FLSA Class Action Defense Cases–Bernal v. Vankar: Texas Federal Court Grants Class Action Plaintiffs Summary Judgment In Labor Law Class Action Concluding Employers Failed To Pay Minimum Wages And Overtime Required By FLSA
Class Action Plaintiff Alleging Violations of Fair Labor Standards Act (FLSA) Entitled to Summary Judgment because Employers Improperly took “Tip Credits” Against Employee Wages and Failed to Pay Overtime Required by FLSA Texas Federal Court Holds
Plaintiff filed a class action against his former employers – TDS Entertainment (which owns Dixie's Country Bar), Chicago Bar and Vankar Enterprises (which owns Babcock Bar) – alleging violations of the federal Fair Labor Standards Act (FLSA); the class action complaint asserted that defendants failed to pay employees minimum wage because they unlawfully credited tips against their employees’ salaries. Bernal v. Vankar Enterprises, Inc., 579 F.Supp.2d 804, 805 (W.D.Tex. 2008). Specifically, the class action alleged that plaintiff worked at defendants' bars for less than the federal minimum wage, that plaintiff received tips from customers, and that defendants required that plaintiff contribute a portion of his tips to a “tip pool” to be shared with “managers and/or other employees who do not customarily and regularly receive tips.” Id., at 805-06. The class action alleged that defendants were not permitted to take “tip credits” against plaintiff’s minimum, and so violated the FLSA by paying him less than minimum wage. Id., at 806. The class action complaint prayed to recover as wages the difference between the federal minimum wage and the actual wage paid by defendants., id. The district court granted plaintiff’s motion for class action certification, id. Plaintiff’s counsel then moved for summary judgment as to “(1) whether the bars failed to pay the applicable minimum wage under circumstances in which the bars were not permitted to claim a tip credit; and (2) whether the bars failed to pay overtime as required by the FLSA.” Id. The federal court granted the motion.
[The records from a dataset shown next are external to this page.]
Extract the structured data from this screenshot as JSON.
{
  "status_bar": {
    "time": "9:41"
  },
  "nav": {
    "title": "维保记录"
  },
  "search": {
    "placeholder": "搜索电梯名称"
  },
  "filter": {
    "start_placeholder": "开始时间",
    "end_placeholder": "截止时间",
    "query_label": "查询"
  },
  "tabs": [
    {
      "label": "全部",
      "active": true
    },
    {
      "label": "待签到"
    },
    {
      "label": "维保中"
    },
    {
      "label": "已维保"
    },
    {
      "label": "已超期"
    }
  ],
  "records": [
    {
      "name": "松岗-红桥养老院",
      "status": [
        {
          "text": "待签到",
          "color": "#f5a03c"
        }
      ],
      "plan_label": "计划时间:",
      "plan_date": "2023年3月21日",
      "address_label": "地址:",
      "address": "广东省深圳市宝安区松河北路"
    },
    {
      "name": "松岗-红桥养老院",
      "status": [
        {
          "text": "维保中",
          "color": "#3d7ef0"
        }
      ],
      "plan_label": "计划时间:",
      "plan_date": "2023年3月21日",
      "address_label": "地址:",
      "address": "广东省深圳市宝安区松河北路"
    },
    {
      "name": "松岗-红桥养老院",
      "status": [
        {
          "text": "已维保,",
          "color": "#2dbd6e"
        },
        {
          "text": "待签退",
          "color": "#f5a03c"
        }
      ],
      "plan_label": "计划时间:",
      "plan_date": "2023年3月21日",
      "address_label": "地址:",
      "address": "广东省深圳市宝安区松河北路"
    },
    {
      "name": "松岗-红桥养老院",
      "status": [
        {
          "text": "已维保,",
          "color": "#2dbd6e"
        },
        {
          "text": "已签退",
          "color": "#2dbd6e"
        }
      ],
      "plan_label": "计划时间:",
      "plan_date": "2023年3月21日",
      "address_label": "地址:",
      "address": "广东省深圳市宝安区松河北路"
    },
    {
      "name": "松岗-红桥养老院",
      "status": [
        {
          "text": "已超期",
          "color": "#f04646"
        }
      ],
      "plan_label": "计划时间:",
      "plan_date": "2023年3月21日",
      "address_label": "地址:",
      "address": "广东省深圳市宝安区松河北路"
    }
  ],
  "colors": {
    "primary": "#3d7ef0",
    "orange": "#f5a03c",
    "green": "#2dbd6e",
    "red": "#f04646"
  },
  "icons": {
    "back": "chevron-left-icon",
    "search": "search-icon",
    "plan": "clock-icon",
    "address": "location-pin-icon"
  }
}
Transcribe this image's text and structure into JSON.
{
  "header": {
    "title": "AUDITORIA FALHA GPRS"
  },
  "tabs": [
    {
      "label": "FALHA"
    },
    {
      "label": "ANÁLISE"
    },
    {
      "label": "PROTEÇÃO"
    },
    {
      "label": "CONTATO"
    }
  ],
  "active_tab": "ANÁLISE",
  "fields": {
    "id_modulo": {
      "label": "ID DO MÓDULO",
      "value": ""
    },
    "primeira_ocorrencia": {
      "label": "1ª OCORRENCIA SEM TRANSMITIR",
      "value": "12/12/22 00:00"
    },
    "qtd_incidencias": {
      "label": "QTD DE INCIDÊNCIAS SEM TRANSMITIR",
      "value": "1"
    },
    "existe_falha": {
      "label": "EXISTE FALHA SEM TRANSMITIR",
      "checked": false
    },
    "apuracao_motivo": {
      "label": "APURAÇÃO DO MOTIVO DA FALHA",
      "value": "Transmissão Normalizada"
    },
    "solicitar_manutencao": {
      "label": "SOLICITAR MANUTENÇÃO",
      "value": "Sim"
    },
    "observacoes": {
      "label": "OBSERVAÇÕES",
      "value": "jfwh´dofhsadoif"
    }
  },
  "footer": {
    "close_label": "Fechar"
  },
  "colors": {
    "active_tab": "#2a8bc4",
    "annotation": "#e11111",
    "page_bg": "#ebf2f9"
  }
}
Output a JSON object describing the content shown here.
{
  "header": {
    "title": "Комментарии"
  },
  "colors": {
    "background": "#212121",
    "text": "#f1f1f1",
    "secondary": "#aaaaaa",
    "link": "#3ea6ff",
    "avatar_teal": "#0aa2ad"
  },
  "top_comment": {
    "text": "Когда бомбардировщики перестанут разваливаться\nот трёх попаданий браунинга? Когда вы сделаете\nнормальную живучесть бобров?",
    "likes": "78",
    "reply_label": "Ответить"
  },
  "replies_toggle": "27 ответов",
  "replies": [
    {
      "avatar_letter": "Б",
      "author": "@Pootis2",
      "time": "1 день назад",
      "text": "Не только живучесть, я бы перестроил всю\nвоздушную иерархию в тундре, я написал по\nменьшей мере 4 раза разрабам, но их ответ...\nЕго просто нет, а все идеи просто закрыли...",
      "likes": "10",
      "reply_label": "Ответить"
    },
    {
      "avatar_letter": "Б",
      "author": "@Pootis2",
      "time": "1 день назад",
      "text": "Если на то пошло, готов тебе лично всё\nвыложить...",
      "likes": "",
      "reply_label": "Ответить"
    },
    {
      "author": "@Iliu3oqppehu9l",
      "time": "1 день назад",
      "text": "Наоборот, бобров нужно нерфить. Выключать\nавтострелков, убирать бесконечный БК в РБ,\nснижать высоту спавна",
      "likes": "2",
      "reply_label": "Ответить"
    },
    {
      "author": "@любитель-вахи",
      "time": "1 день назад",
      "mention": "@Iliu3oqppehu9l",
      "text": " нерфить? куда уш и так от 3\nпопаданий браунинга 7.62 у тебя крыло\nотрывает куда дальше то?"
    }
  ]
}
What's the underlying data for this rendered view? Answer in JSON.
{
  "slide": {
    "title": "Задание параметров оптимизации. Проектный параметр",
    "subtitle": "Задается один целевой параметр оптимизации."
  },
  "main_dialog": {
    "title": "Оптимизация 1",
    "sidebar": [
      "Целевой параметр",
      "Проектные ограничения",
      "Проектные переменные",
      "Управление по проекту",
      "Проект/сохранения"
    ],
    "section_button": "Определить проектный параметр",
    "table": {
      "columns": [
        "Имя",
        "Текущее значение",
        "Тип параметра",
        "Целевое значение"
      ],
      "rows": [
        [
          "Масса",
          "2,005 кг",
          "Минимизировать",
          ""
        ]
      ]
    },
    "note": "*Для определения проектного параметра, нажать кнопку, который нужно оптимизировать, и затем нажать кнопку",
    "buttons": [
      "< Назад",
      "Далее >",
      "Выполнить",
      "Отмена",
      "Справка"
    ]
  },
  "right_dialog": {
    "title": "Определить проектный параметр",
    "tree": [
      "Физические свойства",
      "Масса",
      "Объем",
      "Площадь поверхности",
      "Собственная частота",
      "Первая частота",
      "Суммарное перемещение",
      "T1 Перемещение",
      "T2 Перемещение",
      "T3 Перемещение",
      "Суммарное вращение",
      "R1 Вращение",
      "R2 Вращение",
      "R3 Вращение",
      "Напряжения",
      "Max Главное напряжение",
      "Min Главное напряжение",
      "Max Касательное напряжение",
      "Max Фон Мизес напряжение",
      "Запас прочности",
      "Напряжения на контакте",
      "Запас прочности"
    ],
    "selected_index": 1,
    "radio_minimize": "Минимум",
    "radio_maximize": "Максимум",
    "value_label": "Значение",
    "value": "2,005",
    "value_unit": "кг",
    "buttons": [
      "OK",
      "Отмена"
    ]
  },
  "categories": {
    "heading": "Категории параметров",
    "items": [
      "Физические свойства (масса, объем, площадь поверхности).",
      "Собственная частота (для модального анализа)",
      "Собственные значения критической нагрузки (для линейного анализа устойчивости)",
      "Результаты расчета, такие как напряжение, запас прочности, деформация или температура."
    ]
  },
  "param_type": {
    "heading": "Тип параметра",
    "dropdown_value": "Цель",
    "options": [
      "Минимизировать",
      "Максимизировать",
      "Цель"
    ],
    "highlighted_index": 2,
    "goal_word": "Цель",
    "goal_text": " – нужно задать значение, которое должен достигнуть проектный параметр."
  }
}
The district court explained that “[t] he primary issue before the Court is whether a genuine issue of material fact exists regarding Defendants' entitlement to use the amount of tips its employees received in satisfaction of a portion of Defendants' minimum wage obligations.” Bernal, at 806. After summarizing the well-known standards governing summary judgment motions, see id., at 806-07, the court discussed the FLSA’s authorization, under “limited circumstances,” to pay a “tipped employee” less than the federal minimum wage, id., at 807. A “tipped employee” – defined as an employee who customarily receives more than $30 per month in tips, see 29 U.S.C. § 203(t), may be paid less than minimum wage (but no less than $2.13 per hour) “if the amount of the tips the employee actually receives, added to the hourly wage the employer pays, is at least equal to the minimum wage in effect,” a practice known as “taking a ‘tip credit.’” Bernal, at 807. The district court explained, however, that “An employer may not…take a tip credit ‘with respect to any tipped employee unless such employee has been informed by the employer of the [tip credit] provisions’” and that “no tip credit may be taken ‘with respect to any tipped employee unless ... all tips received by such employee have been retained by the employee,’ except in cases in which tips are pooled ‘among employees who customarily and regularly receive tips.’” Id. (citations omitted).